A very common criminal traffic violation in Florida is driving on a suspended license.  It is also a common civil traffic violation.  What’s the difference?  Basically, a law enforcement officer has to determine whether or not you knew your license was suspended when he or she pulls you over.   If they believe you did not know (or they just want to cut you a break), they can just give you a civil citation for driving while license suspended without knowledge.  If they believe you knew your license was suspended and you are still driving, they can arrest you for driving while license suspended with knowledge!  The only thing they may be standing between you and the county jail is your ability to convince the officer that you honestly did not know your license was suspended.  I am not saying anyone should lie to any officer of the law – but I have seen cases where the officer made an arrest on someone who did not know their license was suspended.

How does an officer know if my license is suspended?

There is no one answer to this question.  Officers don’t “know” – they can only use their judgment to decide whether they believe you knew.  Basically a law enforcement officer will use his or her training and experience to determine whether or not they have probable cause to believe you knew your license was suspended.  The most obvious way is you admit that you knew.  Perhaps the next most obvious way an officer may believe you knew is if they run your record and they see that you have multiple offenses for this same offense.  Another way is if a person tries to play “too dumb” or the person, when asked if they knew their license was suspended, they begin their reply by saying something like “Honestly…” or “Truthfully…” or “In all honesty…” – responses like these alert an officer that anything that follows has a high likelihood of being a fabrication or a lie.

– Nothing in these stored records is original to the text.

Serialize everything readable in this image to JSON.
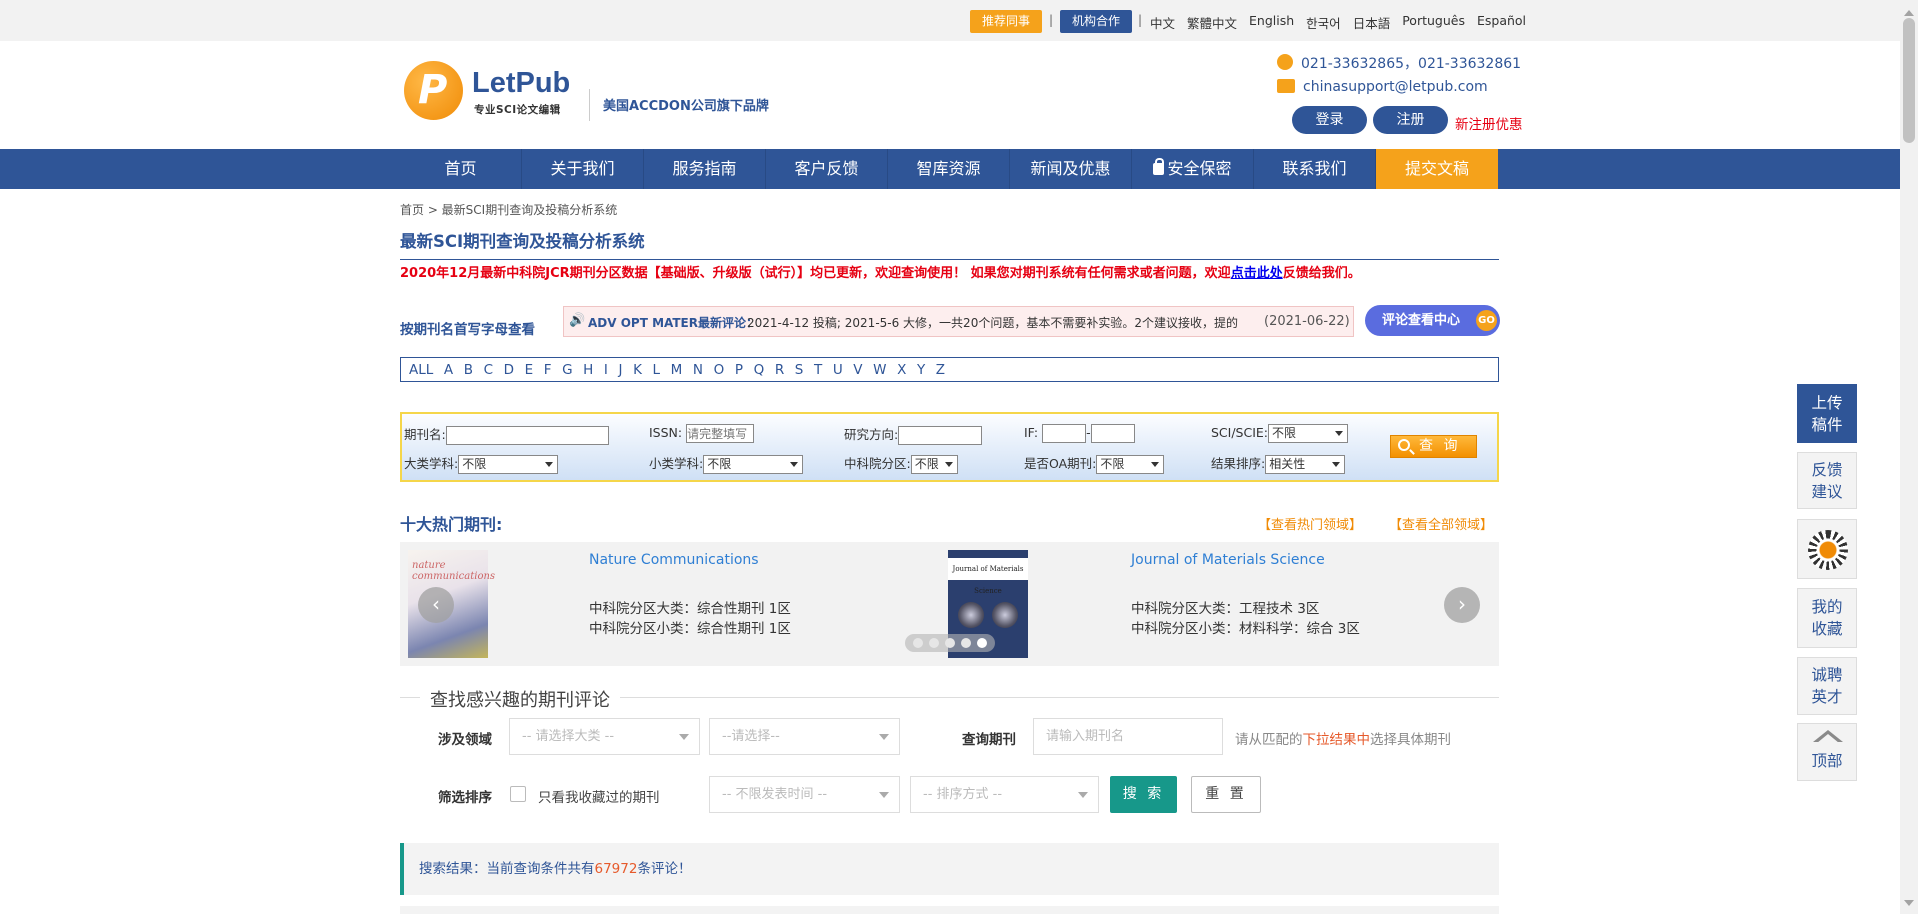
{
  "topbar": {
    "recommend_label": "推荐同事",
    "cooperate_label": "机构合作",
    "separator": "|",
    "languages": [
      "中文",
      "繁體中文",
      "English",
      "한국어",
      "日本語",
      "Português",
      "Español"
    ]
  },
  "header": {
    "logo_letter": "P",
    "logo_name": "LetPub",
    "logo_sub": "专业SCI论文编辑",
    "brand_tag": "美国ACCDON公司旗下品牌",
    "phone": "021-33632865，021-33632861",
    "email": "chinasupport@letpub.com",
    "login_label": "登录",
    "register_label": "注册",
    "register_promo": "新注册优惠"
  },
  "nav": {
    "items": [
      "首页",
      "关于我们",
      "服务指南",
      "客户反馈",
      "智库资源",
      "新闻及优惠",
      "安全保密",
      "联系我们",
      "提交文稿"
    ]
  },
  "breadcrumb": "首页 > 最新SCI期刊查询及投稿分析系统",
  "page_title": "最新SCI期刊查询及投稿分析系统",
  "notice": {
    "text": "2020年12月最新中科院JCR期刊分区数据【基础版、升级版（试行）】均已更新，欢迎查询使用！ 如果您对期刊系统有任何需求或者问题，欢迎",
    "link": "点击此处",
    "tail": "反馈给我们。"
  },
  "alpha": {
    "label": "按期刊名首写字母查看",
    "letters": [
      "ALL",
      "A",
      "B",
      "C",
      "D",
      "E",
      "F",
      "G",
      "H",
      "I",
      "J",
      "K",
      "L",
      "M",
      "N",
      "O",
      "P",
      "Q",
      "R",
      "S",
      "T",
      "U",
      "V",
      "W",
      "X",
      "Y",
      "Z"
    ]
  },
  "ticker": {
    "lead": "ADV OPT MATER最新评论：",
    "body": "2021-4-12 投稿; 2021-5-6 大修，一共20个问题，基本不需要补实验。2个建议接收，提的",
    "date": "(2021-06-22)"
  },
  "review_center": {
    "label": "评论查看中心",
    "go": "GO"
  },
  "search": {
    "journal_name": "期刊名:",
    "issn": "ISSN:",
    "issn_placeholder": "请完整填写",
    "research": "研究方向:",
    "if": "IF:",
    "if_sep": "-",
    "sci": "SCI/SCIE:",
    "sci_value": "不限",
    "major": "大类学科:",
    "major_value": "不限",
    "minor": "小类学科:",
    "minor_value": "不限",
    "cas": "中科院分区:",
    "cas_value": "不限",
    "oa": "是否OA期刊:",
    "oa_value": "不限",
    "sort": "结果排序:",
    "sort_value": "相关性",
    "query_label": "查 询"
  },
  "hot": {
    "title": "十大热门期刊:",
    "link_hot": "【查看热门领域】",
    "link_all": "【查看全部领域】",
    "journals": [
      {
        "cover_text": "nature communications",
        "name": "Nature Communications",
        "major": "中科院分区大类：综合性期刊 1区",
        "minor": "中科院分区小类：综合性期刊 1区"
      },
      {
        "cover_text": "Journal of Materials Science",
        "name": "Journal of Materials Science",
        "major": "中科院分区大类：工程技术 3区",
        "minor": "中科院分区小类：材料科学：综合 3区"
      }
    ],
    "prev": "‹",
    "next": "›"
  },
  "reviews": {
    "title": "查找感兴趣的期刊评论",
    "field_label": "涉及领域",
    "field_major_placeholder": "-- 请选择大类 --",
    "field_minor_placeholder": "--请选择--",
    "journal_label": "查询期刊",
    "journal_placeholder": "请输入期刊名",
    "hint_pre": "请从匹配的",
    "hint_hl": "下拉结果中",
    "hint_post": "选择具体期刊",
    "filter_label": "筛选排序",
    "only_fav": "只看我收藏过的期刊",
    "time_placeholder": "-- 不限发表时间 --",
    "order_placeholder": "-- 排序方式 --",
    "search_label": "搜 索",
    "reset_label": "重 置"
  },
  "result": {
    "prefix": "搜索结果：当前查询条件共有",
    "count": "67972",
    "suffix": "条评论！"
  },
  "float": {
    "upload": [
      "上传",
      "稿件"
    ],
    "feedback": [
      "反馈",
      "建议"
    ],
    "favorites": [
      "我的",
      "收藏"
    ],
    "jobs": [
      "诚聘",
      "英才"
    ],
    "top": "顶部"
  },
  "colors": {
    "brand_blue": "#2f5597",
    "accent_orange": "#f5a21b",
    "alert_red": "#e60012",
    "teal": "#17988a"
  }
}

This charge can also be enhanced if you get into an accident while driving with a suspended license and you cause bodily harm to another person.  This is a third degree felony, which is another reason that you should not risk driving while your license is suspended.

Driving while License Suspended (No Priors)

Crime Level: 2nd degree misdemeanor

Most likely outcome*: Fine and court costs.

Maximum Penalties: 60 days jail or 6 months probation; $500 fine.

Collateral Consequences: Enhanceable offense if committed again.

Possible Diversion: No.

Defenses: No knowledge of license suspension, unlawful stop.

Related Offenses: DUI, no valid driver’s license, DWLS HTO

* For Orange County, Florida, assuming no priors or aggravators.  Actual outcomes vary from case to case and this most likely outcome estimate should not be relied upon as definite.

Driving while License Suspended (One Prior)

Crime Level: 1st degree misdemeanor

Most likely outcome*: Higher fine and court costs, perhaps a DWLS class on how to take alternative transportation if you cannot get a license.

Maximum Penalties: 1 year in jail or probation; $1,000 fine.

Collateral Consequences: Enhanceable to a felony if committed again.

Possible Diversion: No.

Defenses: No knowledge of license suspension, unlawful stop, no prior conviction.

Related Offenses: DUI, no valid driver’s license, DWLS HTO

* For Orange County, Florida, assuming no priors or aggravators.  Actual outcomes vary from case to case and this most likely outcome estimate should not be relied upon as definite.

Driving while License Suspended (Habitual Traffic Offender)

Crime Level: 3rd degree felony

Most likely outcome*: Felony probation, community service, court costs, cost of prosecution, perhaps a DWLS class on how to take alternative transportation if you cannot get a license.

Maximum Penalties: 5 years prison or probation; $5,000 fine.

Collateral Consequences: Loss of driving privileges for 5 years.

Possible Diversion: No.

Defenses: No knowledge of license suspension, unlawful stop, no prior convictions.

Related Offenses: DUI, no valid driver’s license, DWLS

* For Orange County, Florida, assuming no priors or aggravators.  Actual outcomes vary from case to case and this most likely outcome estimate should not be relied upon as definite.